**Requirement**
A verbatim copy of all the data is required; the pictures should not appear in it.

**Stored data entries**
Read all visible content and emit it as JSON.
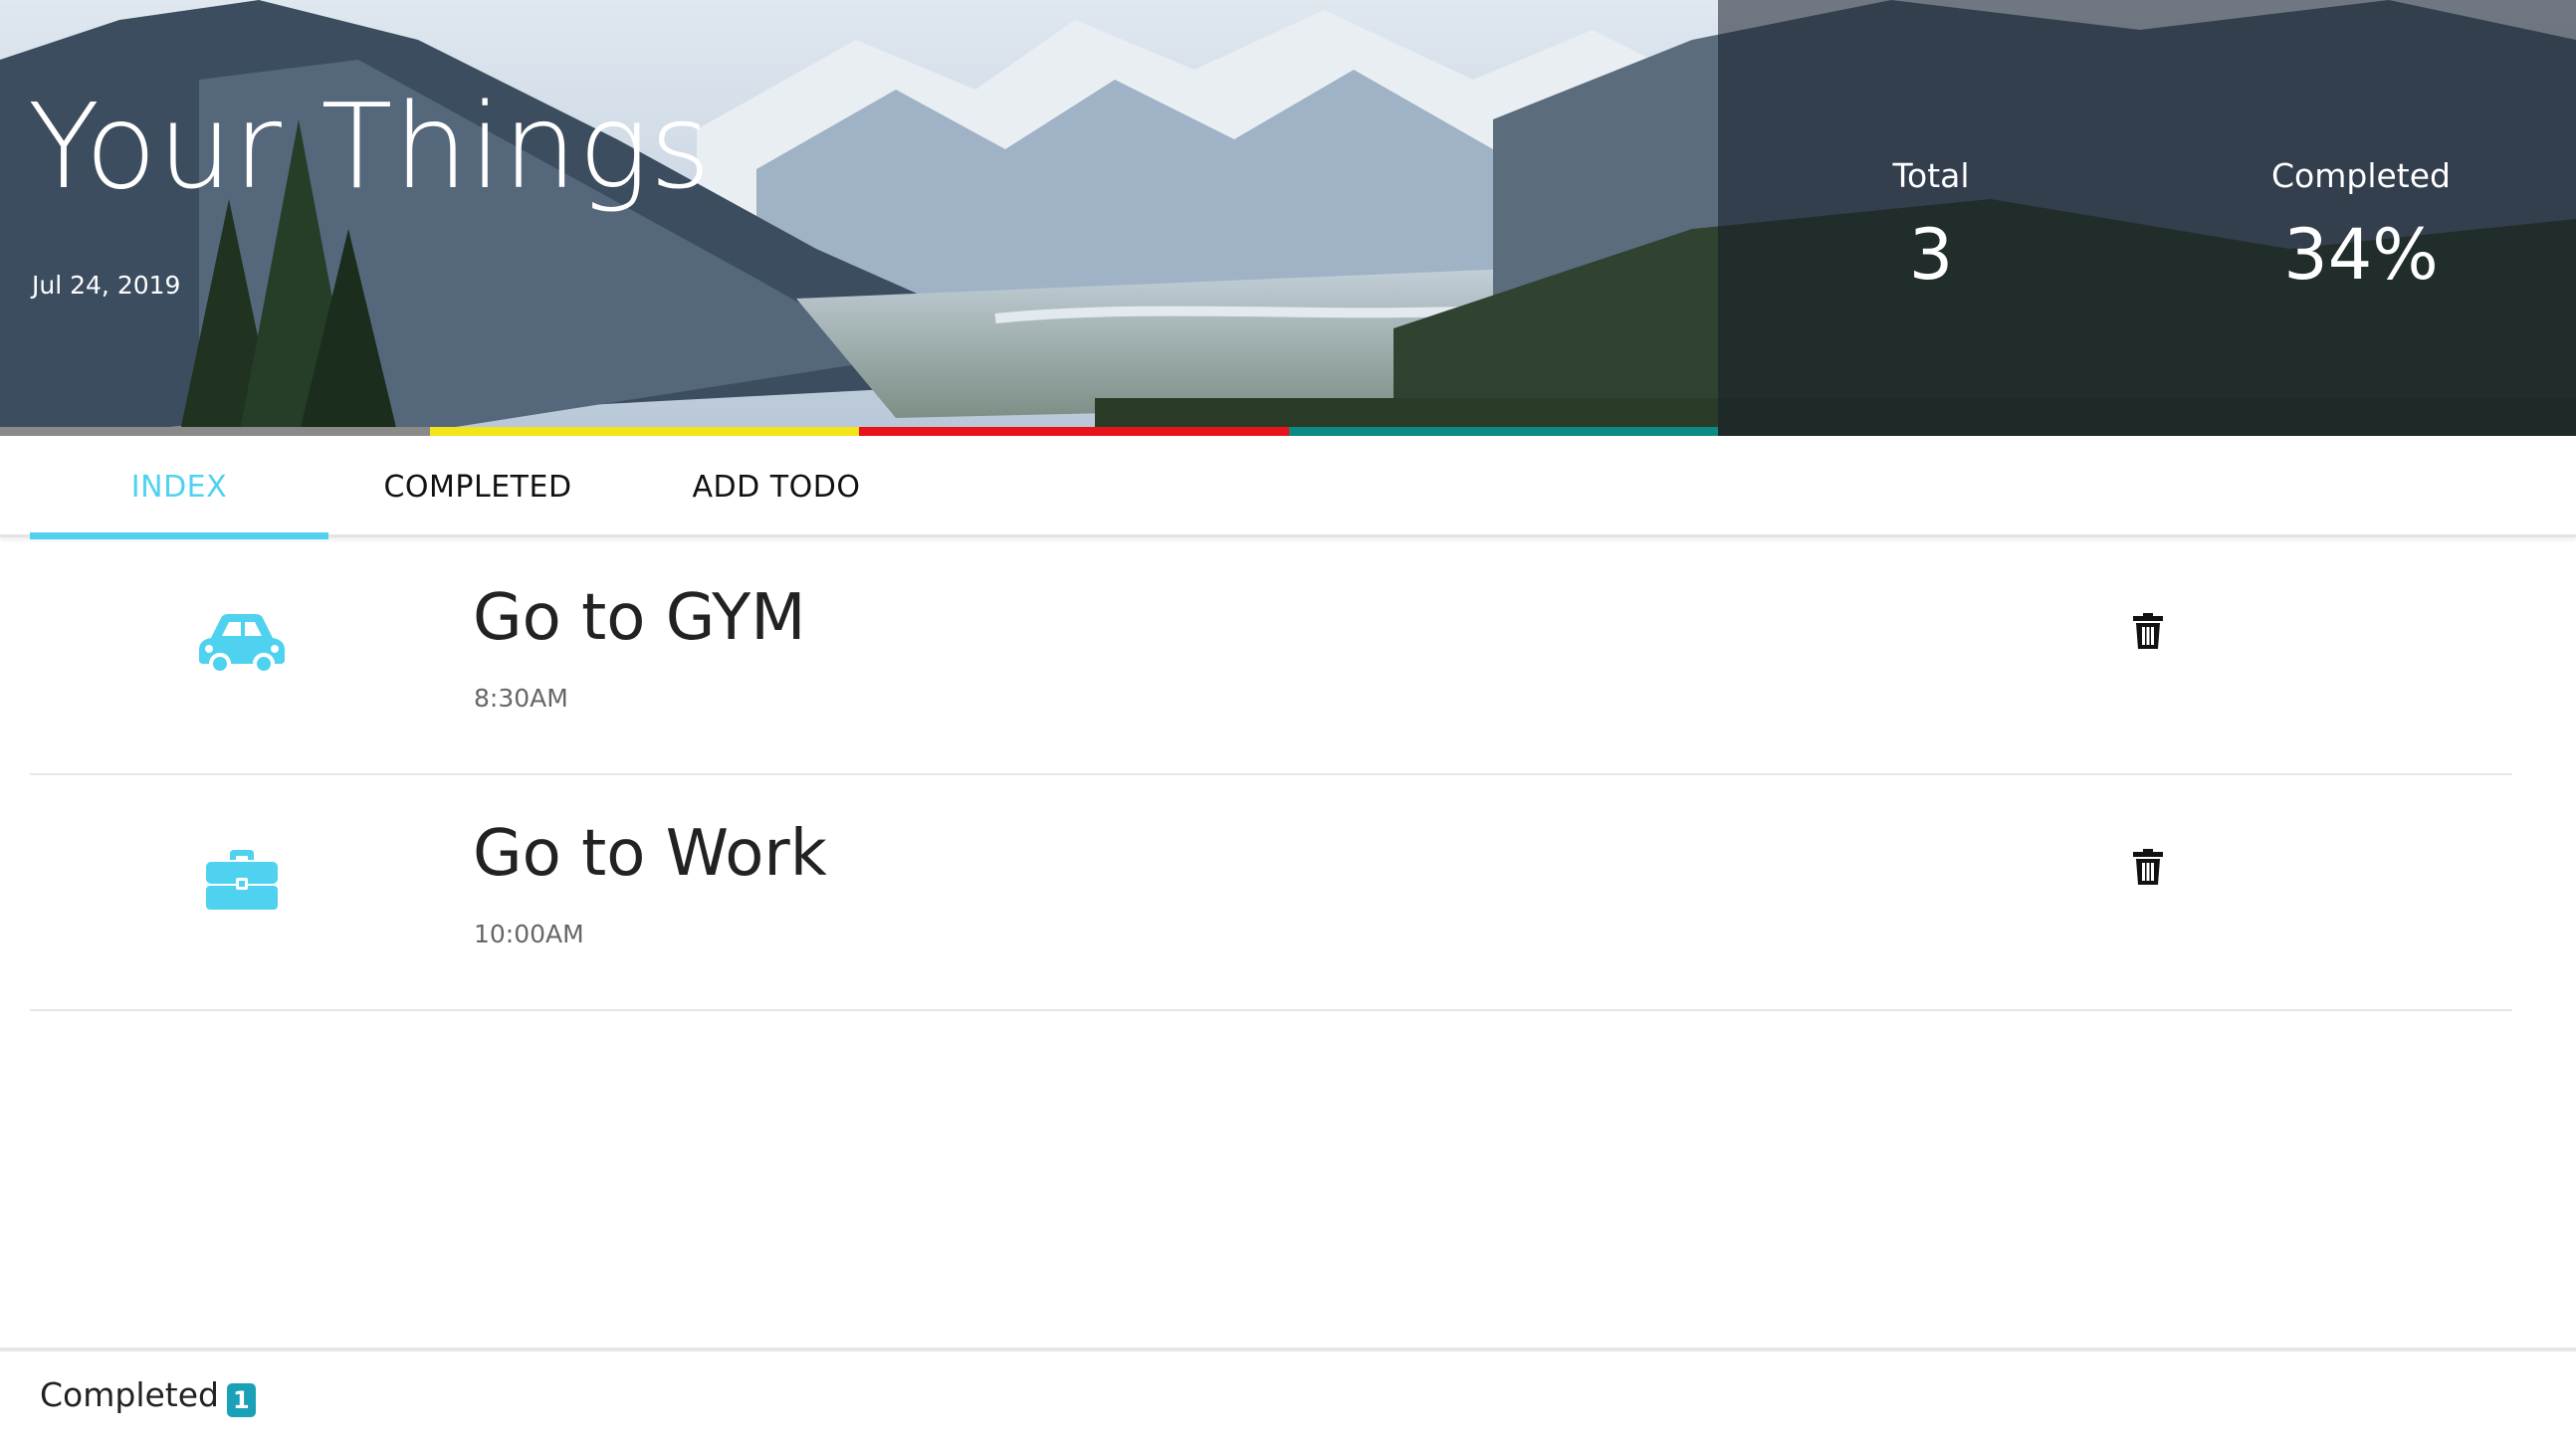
{
  "hero": {
    "title": "Your Things",
    "date": "Jul 24, 2019",
    "stats": {
      "total_label": "Total",
      "total_value": "3",
      "completed_label": "Completed",
      "completed_value": "34%"
    },
    "color_bar": [
      "#8a8a8a",
      "#f2e51a",
      "#e8141c",
      "#0e8a85"
    ]
  },
  "tabs": [
    {
      "label": "INDEX",
      "active": true
    },
    {
      "label": "COMPLETED",
      "active": false
    },
    {
      "label": "ADD TODO",
      "active": false
    }
  ],
  "todos": [
    {
      "icon": "car-icon",
      "title": "Go to GYM",
      "time": "8:30AM"
    },
    {
      "icon": "briefcase-icon",
      "title": "Go to Work",
      "time": "10:00AM"
    }
  ],
  "footer": {
    "label": "Completed",
    "badge": "1"
  },
  "colors": {
    "accent": "#4fd2ef",
    "badge": "#1aa1b8"
  }
}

**Worked solution**
Read all visible content and emit it as JSON.
{
  "hero": {
    "title": "Your Things",
    "date": "Jul 24, 2019",
    "stats": {
      "total_label": "Total",
      "total_value": "3",
      "completed_label": "Completed",
      "completed_value": "34%"
    },
    "color_bar": [
      "#8a8a8a",
      "#f2e51a",
      "#e8141c",
      "#0e8a85"
    ]
  },
  "tabs": [
    {
      "label": "INDEX",
      "active": true
    },
    {
      "label": "COMPLETED",
      "active": false
    },
    {
      "label": "ADD TODO",
      "active": false
    }
  ],
  "todos": [
    {
      "icon": "car-icon",
      "title": "Go to GYM",
      "time": "8:30AM"
    },
    {
      "icon": "briefcase-icon",
      "title": "Go to Work",
      "time": "10:00AM"
    }
  ],
  "footer": {
    "label": "Completed",
    "badge": "1"
  },
  "colors": {
    "accent": "#4fd2ef",
    "badge": "#1aa1b8"
  }
}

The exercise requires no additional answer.